Over the past year the number of people accessing websites on tablets and smartphones has increased beyond all expectations. A report recently published on Techcrunch states that 58% of the population (of the UK) owns a smartphone and 19% owns a tablet device (such as Apple iPad, Google Nexus, Samsung Note). While only 11% use those same devices for shopping, you can be pretty sure there are millions of people using them for research and entertainment.
Do you know what your site looks like on a tablet or smartphone?
If you don’t, it is probably a good idea to check as you may lose traffic, and customers, if it isn’t displaying properly and it is difficult to use.
The larger screened tablets are less of an issue than their smaller screened counterparts, but checking is fairly straightforward, even if you don’t own any of the major players in the mobile devices market.
The best way to check is to ask a friend if you can borrow their device. This gives you first hand experience as you can use your site instead of just looking at it.
The next best option is to use an online emulator.
Recommended for YouWebcast: The Art of Growth Hacking: Gaining Early Traction by Doing Things that Don't Scale
Using one gives you a good idea how a site looks, but not how it feels to click links and navigate through to other pages. And this is where the biggest problems lie, as some sites are very awkward to use, especially on smartphones (which are far more popular than tablet devices).
Below is a list of websites you can use for testing. Each of these emulators connects to the rest via a ribbon at the top of the screen, so you can see how your site (or your competitors’) look on a mobile device, without opening another browser tab:
These emulators are good at what they do, but they don’t replace a real ‘hands-on’ test.
What should you do if your site is not tablet or smartphone friendly?
Firstly, check the numbers – how much traffic is coming to your site via a mobile device? Are these people just browsing or do they give you income?
Google Analytics includes a report which shows how many people use mobile devices to access your site. It is quite detailed as it shows the device they used including brand, the exact model and, if you click the camera icon, a picture.
Here is a sample report:
Access it through Audience > Mobile > Devices.
Your site might not be receiving enough traffic to warrant a design upgrade, but in twelve months this situation will probably change. Now is the time to start putting some plans into place for when the time for an upgrade arrives.

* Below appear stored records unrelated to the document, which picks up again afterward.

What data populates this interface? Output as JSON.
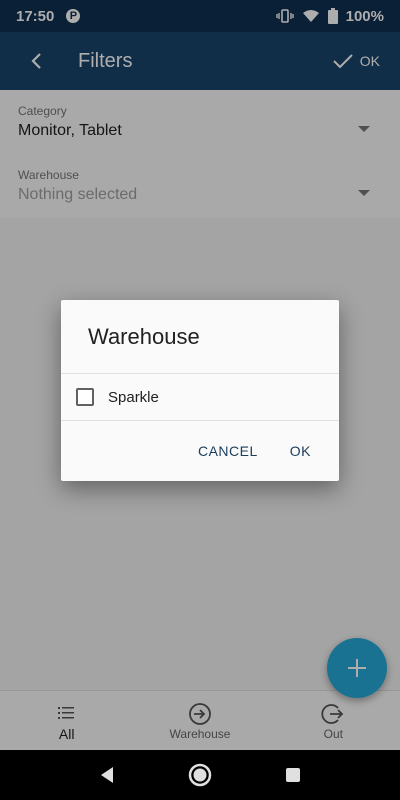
{
  "status_bar": {
    "time": "17:50",
    "app_badge": "P",
    "battery": "100%"
  },
  "app_bar": {
    "title": "Filters",
    "ok_label": "OK"
  },
  "filters": [
    {
      "label": "Category",
      "value": "Monitor, Tablet",
      "placeholder": false
    },
    {
      "label": "Warehouse",
      "value": "Nothing selected",
      "placeholder": true
    }
  ],
  "dialog": {
    "title": "Warehouse",
    "options": [
      {
        "label": "Sparkle",
        "checked": false
      }
    ],
    "cancel_label": "CANCEL",
    "ok_label": "OK"
  },
  "bottom_nav": {
    "items": [
      {
        "label": "All",
        "icon": "list-icon",
        "active": true
      },
      {
        "label": "Warehouse",
        "icon": "login-arrow-icon",
        "active": false
      },
      {
        "label": "Out",
        "icon": "logout-arrow-icon",
        "active": false
      }
    ]
  },
  "fab": {
    "icon": "plus-icon"
  },
  "colors": {
    "status_bar": "#0f3050",
    "app_bar": "#19456b",
    "fab": "#27a9d8",
    "dialog_button": "#1a3d5c"
  }
}
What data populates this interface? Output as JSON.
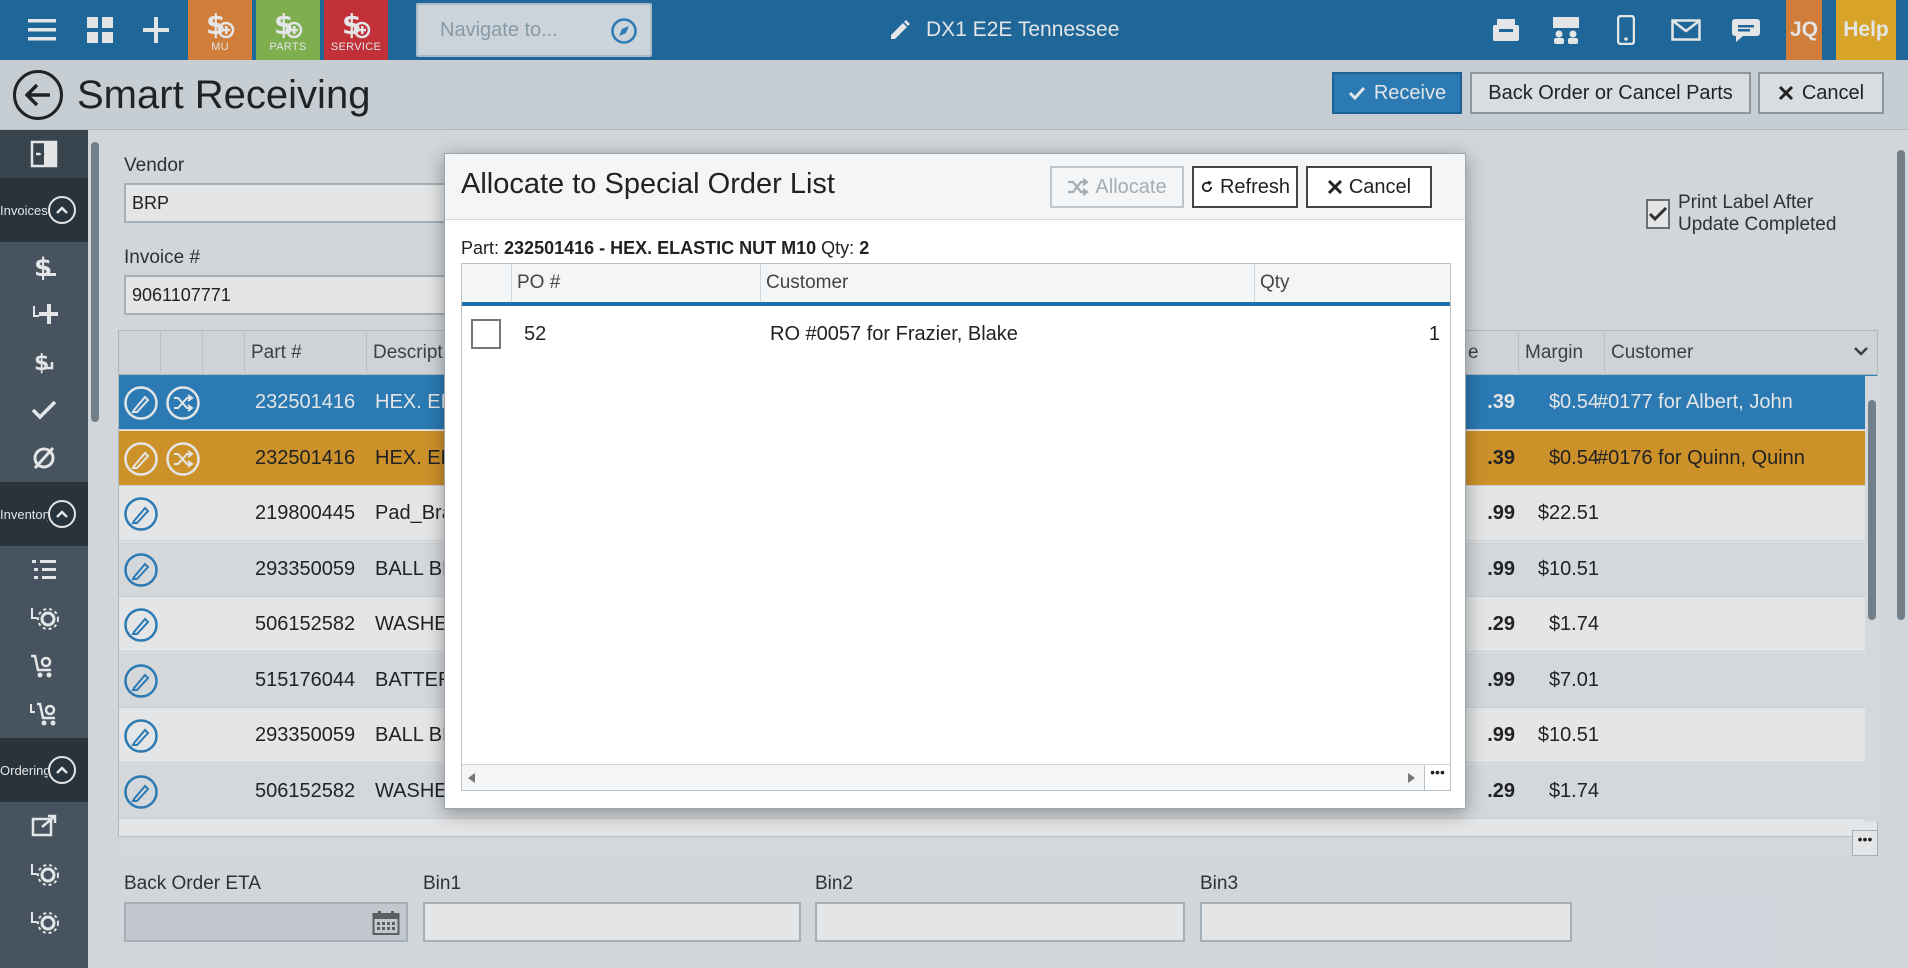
{
  "topbar": {
    "modules": [
      {
        "label": "MU",
        "color": "#e8893a"
      },
      {
        "label": "PARTS",
        "color": "#8cc152"
      },
      {
        "label": "SERVICE",
        "color": "#d9333a"
      }
    ],
    "nav_placeholder": "Navigate to...",
    "store_name": "DX1 E2E Tennessee",
    "user_initials": "JQ",
    "help_label": "Help",
    "user_color": "#e8893a",
    "help_color": "#f1b528"
  },
  "header": {
    "title": "Smart Receiving",
    "receive_label": "Receive",
    "backorder_label": "Back Order or Cancel Parts",
    "cancel_label": "Cancel"
  },
  "sidebar": {
    "sections": [
      "Invoices",
      "Inventory",
      "Ordering"
    ]
  },
  "form": {
    "vendor_label": "Vendor",
    "vendor_value": "BRP",
    "invoice_label": "Invoice #",
    "invoice_value": "9061107771",
    "print_label": "Print Label After Update Completed",
    "back_order_eta_label": "Back Order ETA",
    "bin1_label": "Bin1",
    "bin2_label": "Bin2",
    "bin3_label": "Bin3"
  },
  "grid": {
    "headers": {
      "part": "Part #",
      "description": "Descript",
      "price": "e",
      "margin": "Margin",
      "customer": "Customer"
    },
    "rows": [
      {
        "part": "232501416",
        "desc": "HEX. EL",
        "price": ".39",
        "margin": "$0.54",
        "customer": "#0177 for Albert, John"
      },
      {
        "part": "232501416",
        "desc": "HEX. EL",
        "price": ".39",
        "margin": "$0.54",
        "customer": "#0176 for Quinn, Quinn"
      },
      {
        "part": "219800445",
        "desc": "Pad_Bra",
        "price": ".99",
        "margin": "$22.51",
        "customer": ""
      },
      {
        "part": "293350059",
        "desc": "BALL BE",
        "price": ".99",
        "margin": "$10.51",
        "customer": ""
      },
      {
        "part": "506152582",
        "desc": "WASHE",
        "price": ".29",
        "margin": "$1.74",
        "customer": ""
      },
      {
        "part": "515176044",
        "desc": "BATTER",
        "price": ".99",
        "margin": "$7.01",
        "customer": ""
      },
      {
        "part": "293350059",
        "desc": "BALL BE",
        "price": ".99",
        "margin": "$10.51",
        "customer": ""
      },
      {
        "part": "506152582",
        "desc": "WASHE",
        "price": ".29",
        "margin": "$1.74",
        "customer": ""
      }
    ]
  },
  "modal": {
    "title": "Allocate to Special Order List",
    "allocate_label": "Allocate",
    "refresh_label": "Refresh",
    "cancel_label": "Cancel",
    "part_prefix": "Part:",
    "part_value": "232501416 - HEX. ELASTIC NUT M10",
    "qty_prefix": "Qty:",
    "qty_value": "2",
    "columns": {
      "po": "PO #",
      "customer": "Customer",
      "qty": "Qty"
    },
    "rows": [
      {
        "po": "52",
        "customer": "RO #0057 for Frazier, Blake",
        "qty": "1"
      }
    ]
  },
  "colors": {
    "topbar": "#1f6fa8",
    "primary": "#2d86c5",
    "selected_orange": "#e5a02a",
    "sidebar": "#4d5b66"
  }
}
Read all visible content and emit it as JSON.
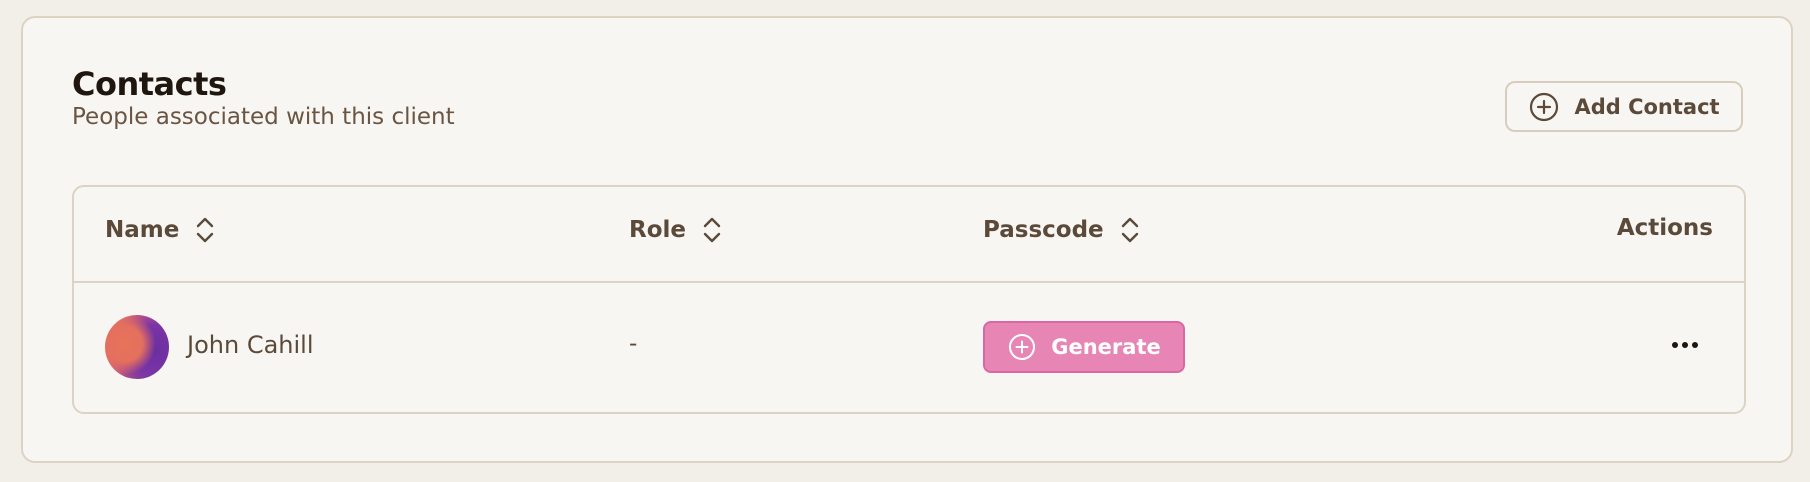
{
  "header": {
    "title": "Contacts",
    "subtitle": "People associated with this client",
    "add_button_label": "Add Contact",
    "add_button_icon": "plus-circle-icon"
  },
  "table": {
    "columns": [
      {
        "label": "Name",
        "sortable": true
      },
      {
        "label": "Role",
        "sortable": true
      },
      {
        "label": "Passcode",
        "sortable": true
      },
      {
        "label": "Actions",
        "sortable": false
      }
    ],
    "rows": [
      {
        "name": "John Cahill",
        "role": "-",
        "passcode_button_label": "Generate",
        "actions_icon": "more-horizontal-icon"
      }
    ]
  },
  "colors": {
    "background": "#f2eee8",
    "card": "#f8f6f2",
    "border": "#dcd3c5",
    "text": "#5b4a3a",
    "title": "#1e160f",
    "accent_pink": "#e786b5"
  }
}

If you use WordPress to power your website you could consider installing a new mobile responsive theme or a plugin like WPtouch, which is available for free, or for a fee for the pro version which comes with more features.
Either option is a good choice, the pro version of WPtouch is relatively cheap ($49 for a singe license) and is a decent stop-gap should your site need a quick fix.
Deciding whether or not to upgrade at this time depends upon the return you will get from the investment. WordPress sites are easy and cheap to make mobile-friendly, all it takes is a new mobile-responsive theme, non-WordPress sites may be more difficult and more costly.
What is a mobile responsive theme?
It’s a theme that displays web pages based on the width/resolution of the browser/screen the user is using. This site uses a responsive theme – if you are reading this post on a site other than Digital Internet, this might not work – to see the responsiveness in action, make your browser narrower and watch as the page elements all remain visible and the page length increases.
Here are a few screenshots of the process…
This is what this site looks like using a mobile responsive theme at standard width:
This is what this site looks like with the browser slightly narrowed, see how all the page elements remain visible within the width of the browser?
This is what this site looks like with the browser narrowed even further, and almost inline with the size of a smartphone. All the page elements are still visible in the browser, but they are further down the page.